The input ->

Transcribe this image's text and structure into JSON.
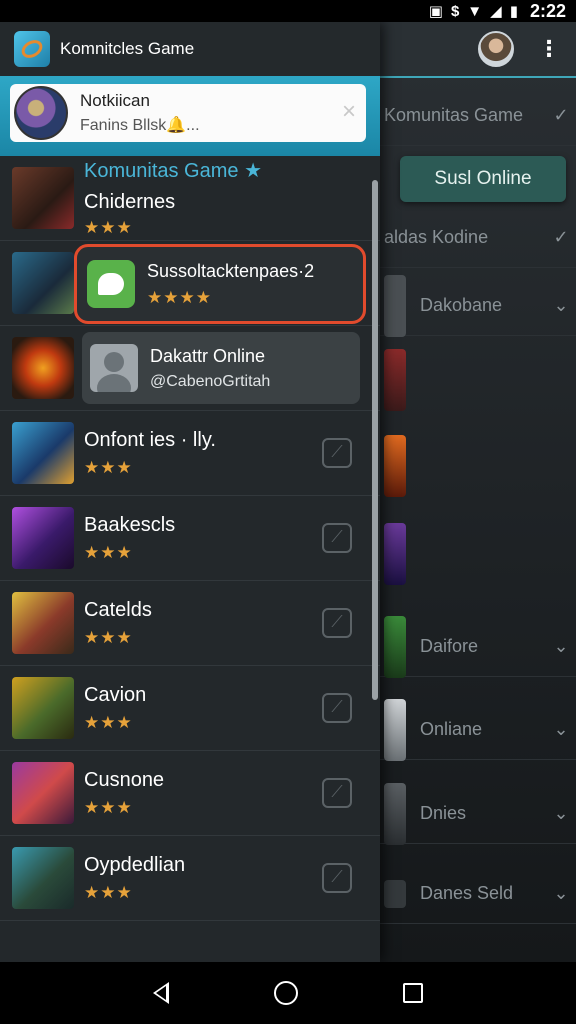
{
  "status_bar": {
    "time": "2:22",
    "icons": [
      "notification-icon",
      "dollar-icon",
      "wifi-icon",
      "signal-icon",
      "battery-icon"
    ]
  },
  "drawer": {
    "title": "Komnitcles Game",
    "notification": {
      "title": "Notkiican",
      "subtitle": "Fanins Bllsk🔔...",
      "close": "×"
    },
    "items": [
      {
        "title": "Komunitas Game ★",
        "subtitle": "Chidernes",
        "stars": "★★★"
      },
      {
        "card_title": "Sussoltacktenpaes·2",
        "stars": "★★★★"
      },
      {
        "card_title": "Dakattr Online",
        "card_subtitle": "@CabenoGrtitah"
      },
      {
        "title": "Onfont ies · lly.",
        "stars": "★★★"
      },
      {
        "title": "Baakescls",
        "stars": "★★★"
      },
      {
        "title": "Catelds",
        "stars": "★★★"
      },
      {
        "title": "Cavion",
        "stars": "★★★"
      },
      {
        "title": "Cusnone",
        "stars": "★★★"
      },
      {
        "title": "Oypdedlian",
        "stars": "★★★"
      }
    ]
  },
  "background": {
    "online_button": "Susl Online",
    "rows": [
      {
        "label": "Komunitas Game",
        "control": "✓"
      },
      {
        "label": "aldas Kodine",
        "control": "✓"
      },
      {
        "label": "Dakobane",
        "control": "⌄"
      },
      {
        "label": "Daifore",
        "control": "⌄"
      },
      {
        "label": "Onliane",
        "control": "⌄"
      },
      {
        "label": "Dnies",
        "control": "⌄"
      },
      {
        "label": "Danes Seld",
        "control": "⌄"
      }
    ]
  },
  "colors": {
    "accent": "#4ab6d8",
    "highlight_border": "#e14b2d",
    "star": "#e6a23a",
    "online_button": "#2c5a55"
  }
}
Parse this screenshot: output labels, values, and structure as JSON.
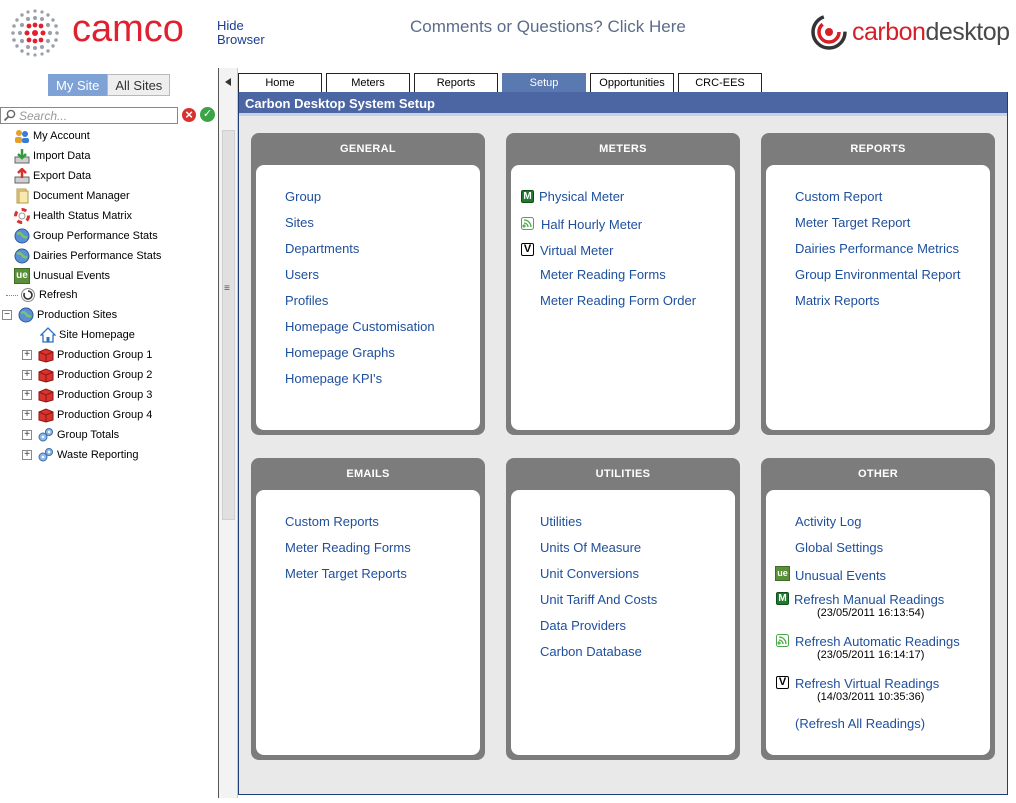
{
  "header": {
    "camco_logo": "camco",
    "hide_browser": "Hide Browser",
    "comments_link": "Comments or Questions? Click Here",
    "carbondesktop_logo_a": "carbon",
    "carbondesktop_logo_b": "desktop"
  },
  "sidebar": {
    "tabs": [
      "My Site",
      "All Sites"
    ],
    "search_placeholder": "Search...",
    "items": [
      {
        "label": "My Account",
        "icon": "users-icon"
      },
      {
        "label": "Import Data",
        "icon": "import-icon"
      },
      {
        "label": "Export Data",
        "icon": "export-icon"
      },
      {
        "label": "Document Manager",
        "icon": "document-icon"
      },
      {
        "label": "Health Status Matrix",
        "icon": "lifebuoy-icon"
      },
      {
        "label": "Group Performance Stats",
        "icon": "globe-icon"
      },
      {
        "label": "Dairies Performance Stats",
        "icon": "globe-icon"
      },
      {
        "label": "Unusual Events",
        "icon": "ue-icon"
      },
      {
        "label": "Refresh",
        "icon": "refresh-icon"
      },
      {
        "label": "Production Sites",
        "icon": "globe-icon"
      },
      {
        "label": "Site Homepage",
        "icon": "home-icon"
      },
      {
        "label": "Production Group 1",
        "icon": "box-icon"
      },
      {
        "label": "Production Group 2",
        "icon": "box-icon"
      },
      {
        "label": "Production Group 3",
        "icon": "box-icon"
      },
      {
        "label": "Production Group 4",
        "icon": "box-icon"
      },
      {
        "label": "Group Totals",
        "icon": "gears-icon"
      },
      {
        "label": "Waste Reporting",
        "icon": "gears-icon"
      }
    ]
  },
  "main": {
    "tabs": [
      "Home",
      "Meters",
      "Reports",
      "Setup",
      "Opportunities",
      "CRC-EES"
    ],
    "active_tab": "Setup",
    "title": "Carbon Desktop System Setup",
    "panels": {
      "general": {
        "title": "GENERAL",
        "links": [
          "Group",
          "Sites",
          "Departments",
          "Users",
          "Profiles",
          "Homepage Customisation",
          "Homepage Graphs",
          "Homepage KPI's"
        ]
      },
      "meters": {
        "title": "METERS",
        "links": [
          "Physical Meter",
          "Half Hourly Meter",
          "Virtual Meter",
          "Meter Reading Forms",
          "Meter Reading Form Order"
        ]
      },
      "reports": {
        "title": "REPORTS",
        "links": [
          "Custom Report",
          "Meter Target Report",
          "Dairies Performance Metrics",
          "Group Environmental Report",
          "Matrix Reports"
        ]
      },
      "emails": {
        "title": "EMAILS",
        "links": [
          "Custom Reports",
          "Meter Reading Forms",
          "Meter Target Reports"
        ]
      },
      "utilities": {
        "title": "UTILITIES",
        "links": [
          "Utilities",
          "Units Of Measure",
          "Unit Conversions",
          "Unit Tariff And Costs",
          "Data Providers",
          "Carbon Database"
        ]
      },
      "other": {
        "title": "OTHER",
        "links": [
          "Activity Log",
          "Global Settings",
          "Unusual Events",
          "Refresh Manual Readings",
          "Refresh Automatic Readings",
          "Refresh Virtual Readings",
          "(Refresh All Readings)"
        ],
        "timestamps": [
          "(23/05/2011 16:13:54)",
          "(23/05/2011 16:14:17)",
          "(14/03/2011 10:35:36)"
        ]
      }
    }
  },
  "colors": {
    "camco_red": "#e0202f",
    "link_blue": "#1e4f9c",
    "title_bar": "#4b66a3",
    "active_tab": "#5a79b1",
    "panel_grey": "#7c7c7c"
  }
}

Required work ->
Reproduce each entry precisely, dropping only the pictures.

Output for this exercise ->
Transcribe this image's text and structure into JSON.
{
  "status_bar": {
    "time": "2:22",
    "icons": [
      "notification-icon",
      "dollar-icon",
      "wifi-icon",
      "signal-icon",
      "battery-icon"
    ]
  },
  "drawer": {
    "title": "Komnitcles Game",
    "notification": {
      "title": "Notkiican",
      "subtitle": "Fanins Bllsk🔔...",
      "close": "×"
    },
    "items": [
      {
        "title": "Komunitas Game ★",
        "subtitle": "Chidernes",
        "stars": "★★★"
      },
      {
        "card_title": "Sussoltacktenpaes·2",
        "stars": "★★★★"
      },
      {
        "card_title": "Dakattr Online",
        "card_subtitle": "@CabenoGrtitah"
      },
      {
        "title": "Onfont ies · lly.",
        "stars": "★★★"
      },
      {
        "title": "Baakescls",
        "stars": "★★★"
      },
      {
        "title": "Catelds",
        "stars": "★★★"
      },
      {
        "title": "Cavion",
        "stars": "★★★"
      },
      {
        "title": "Cusnone",
        "stars": "★★★"
      },
      {
        "title": "Oypdedlian",
        "stars": "★★★"
      }
    ]
  },
  "background": {
    "online_button": "Susl Online",
    "rows": [
      {
        "label": "Komunitas Game",
        "control": "✓"
      },
      {
        "label": "aldas Kodine",
        "control": "✓"
      },
      {
        "label": "Dakobane",
        "control": "⌄"
      },
      {
        "label": "Daifore",
        "control": "⌄"
      },
      {
        "label": "Onliane",
        "control": "⌄"
      },
      {
        "label": "Dnies",
        "control": "⌄"
      },
      {
        "label": "Danes Seld",
        "control": "⌄"
      }
    ]
  },
  "colors": {
    "accent": "#4ab6d8",
    "highlight_border": "#e14b2d",
    "star": "#e6a23a",
    "online_button": "#2c5a55"
  }
}
Parse this screenshot: output labels, values, and structure as JSON.
{
  "header": {
    "camco_logo": "camco",
    "hide_browser": "Hide Browser",
    "comments_link": "Comments or Questions? Click Here",
    "carbondesktop_logo_a": "carbon",
    "carbondesktop_logo_b": "desktop"
  },
  "sidebar": {
    "tabs": [
      "My Site",
      "All Sites"
    ],
    "search_placeholder": "Search...",
    "items": [
      {
        "label": "My Account",
        "icon": "users-icon"
      },
      {
        "label": "Import Data",
        "icon": "import-icon"
      },
      {
        "label": "Export Data",
        "icon": "export-icon"
      },
      {
        "label": "Document Manager",
        "icon": "document-icon"
      },
      {
        "label": "Health Status Matrix",
        "icon": "lifebuoy-icon"
      },
      {
        "label": "Group Performance Stats",
        "icon": "globe-icon"
      },
      {
        "label": "Dairies Performance Stats",
        "icon": "globe-icon"
      },
      {
        "label": "Unusual Events",
        "icon": "ue-icon"
      },
      {
        "label": "Refresh",
        "icon": "refresh-icon"
      },
      {
        "label": "Production Sites",
        "icon": "globe-icon"
      },
      {
        "label": "Site Homepage",
        "icon": "home-icon"
      },
      {
        "label": "Production Group 1",
        "icon": "box-icon"
      },
      {
        "label": "Production Group 2",
        "icon": "box-icon"
      },
      {
        "label": "Production Group 3",
        "icon": "box-icon"
      },
      {
        "label": "Production Group 4",
        "icon": "box-icon"
      },
      {
        "label": "Group Totals",
        "icon": "gears-icon"
      },
      {
        "label": "Waste Reporting",
        "icon": "gears-icon"
      }
    ]
  },
  "main": {
    "tabs": [
      "Home",
      "Meters",
      "Reports",
      "Setup",
      "Opportunities",
      "CRC-EES"
    ],
    "active_tab": "Setup",
    "title": "Carbon Desktop System Setup",
    "panels": {
      "general": {
        "title": "GENERAL",
        "links": [
          "Group",
          "Sites",
          "Departments",
          "Users",
          "Profiles",
          "Homepage Customisation",
          "Homepage Graphs",
          "Homepage KPI's"
        ]
      },
      "meters": {
        "title": "METERS",
        "links": [
          "Physical Meter",
          "Half Hourly Meter",
          "Virtual Meter",
          "Meter Reading Forms",
          "Meter Reading Form Order"
        ]
      },
      "reports": {
        "title": "REPORTS",
        "links": [
          "Custom Report",
          "Meter Target Report",
          "Dairies Performance Metrics",
          "Group Environmental Report",
          "Matrix Reports"
        ]
      },
      "emails": {
        "title": "EMAILS",
        "links": [
          "Custom Reports",
          "Meter Reading Forms",
          "Meter Target Reports"
        ]
      },
      "utilities": {
        "title": "UTILITIES",
        "links": [
          "Utilities",
          "Units Of Measure",
          "Unit Conversions",
          "Unit Tariff And Costs",
          "Data Providers",
          "Carbon Database"
        ]
      },
      "other": {
        "title": "OTHER",
        "links": [
          "Activity Log",
          "Global Settings",
          "Unusual Events",
          "Refresh Manual Readings",
          "Refresh Automatic Readings",
          "Refresh Virtual Readings",
          "(Refresh All Readings)"
        ],
        "timestamps": [
          "(23/05/2011 16:13:54)",
          "(23/05/2011 16:14:17)",
          "(14/03/2011 10:35:36)"
        ]
      }
    }
  },
  "colors": {
    "camco_red": "#e0202f",
    "link_blue": "#1e4f9c",
    "title_bar": "#4b66a3",
    "active_tab": "#5a79b1",
    "panel_grey": "#7c7c7c"
  }
}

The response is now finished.